Two different cuts of the Norwegian Salmon
A selection of Spanish pork products with crackers and homemade tomato dip
A volcano shaped dish designed by Bernardeau on Limoges porcelain was born from an idea by Phillipe Poulachon, the Bellota-Bellota founder. The plate had space in the middle for a votive candle to gently warm the fragrant bellota ham in order to enhance the flavor. The warmth of the candle, a staff member explained, should make the fat of the ham translucent at 28 Celsius, the ideal temperature, and display the product to its best advantage. We sampled pata negra Grand Crus from the Guijuelo region of Spain and Bellota-Bellota from Huelva and Jabugo. The small portions disappeared as if by magic from the table. It was served with crystal bread without leavening.

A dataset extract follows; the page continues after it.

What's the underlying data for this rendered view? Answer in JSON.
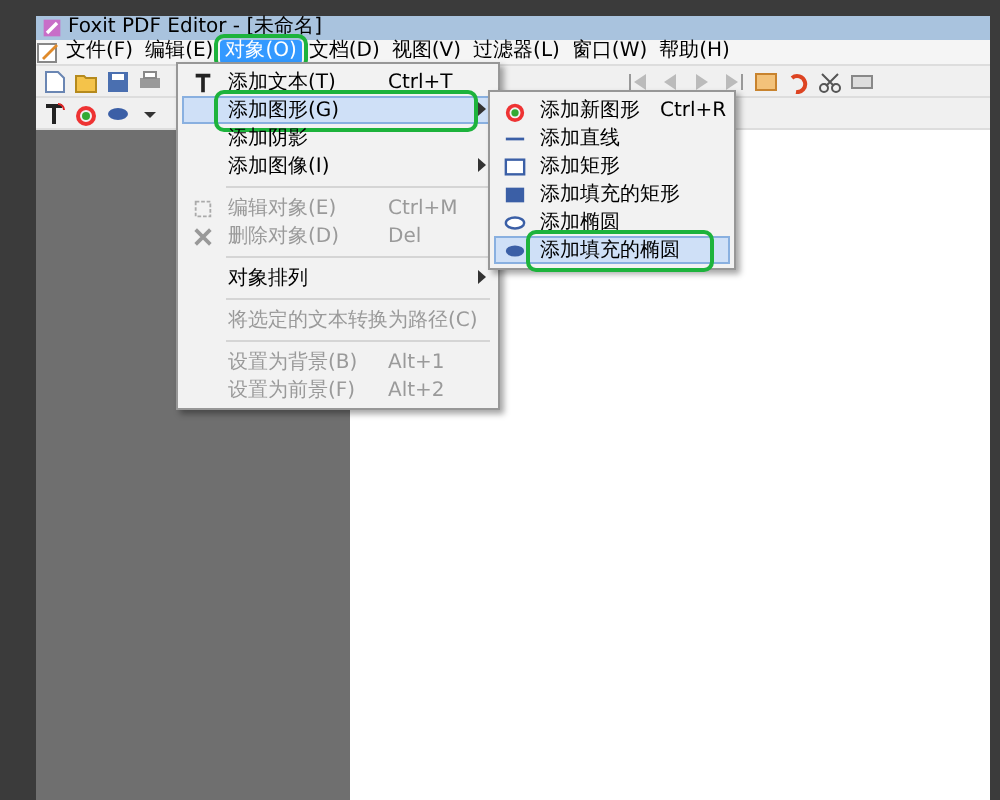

The special volcano shaped serving plate (click photo to enlarge)
A different cut of meat on the volcano (click photo to enlarge)
The bellota hams were selected from among the best produced in Spain, the shop specialist explained. The company trained its staff to identify ideal hams by using a horse bone, known as a cala, to pierce the seven veins in a pork leg. He demonstrated the process on one of the ham legs in the shop, inviting us to note the variations in the different hearty vein smells. Thirty percent of the original weight of the pork meat is lost to the dry aging process, he went on to explain. Some studies in Spain, he mentioned, suggest the oleic acid in the pork may be good for heart health.
The staff demonstrated piercing the ham to check the curing process
The scents of the ham from different testing points were intense
We also sampled delicious Pluma de Pata Negra rare grilled steaks with a heavenly scent prepared at the shop. They were made from frozen as only 600 grams of pluma were produced from each Iberico de Bellota ham, the staff person told us. They were tender and oh so flavor filled. They were served with Pimientos de Padron green peppers (also from frozen), and mashed potatoes with olive oil.
Pluma de Pata Negra rare grilled steaks
Sharp cheeses from Spain, that matched the powerful deli meats, closed the savory portion of our tasting menu. There were two types of manchego and a torta d'Extremadura from Salamanca. The strong Extremadura cheese, made with raw ewe's milk, was aged 60 days and turned by hand daily. The cheeses were served with quince jam.
Manchego cheese with quince jam
The staff selected Spanish wines to match our tasting: Pago Vallegarcia made from 100 percent vignior from Toledo, and a red Bassus Premium, a spicy blend of bobal, cabernet sauvignon, shiraz and petit verdot grapes from Utiel Requera from Valencia; a red 2007 Coma Vella (priorato) made with grenach, cabernet sauvignon, carinera, syrach from south of Barcelona. To complete our tasting, we had Spanish turrones (nougat) from Alicante and Girona followed by French Madeleine pastries made with honey harvested by handicapped artisanal makers from Les Cevennes, France.
A selection of Spanish wines and champagne was available
From beginning to end the tasting was a delight. The cheeses, salmon, Tarama, and salmon eggs were free of preservatives. Our favorites were in no particular order the double smoked salmon back, the 20-month aged lomo and the aged Bellota-Bellota Grand Cru hams.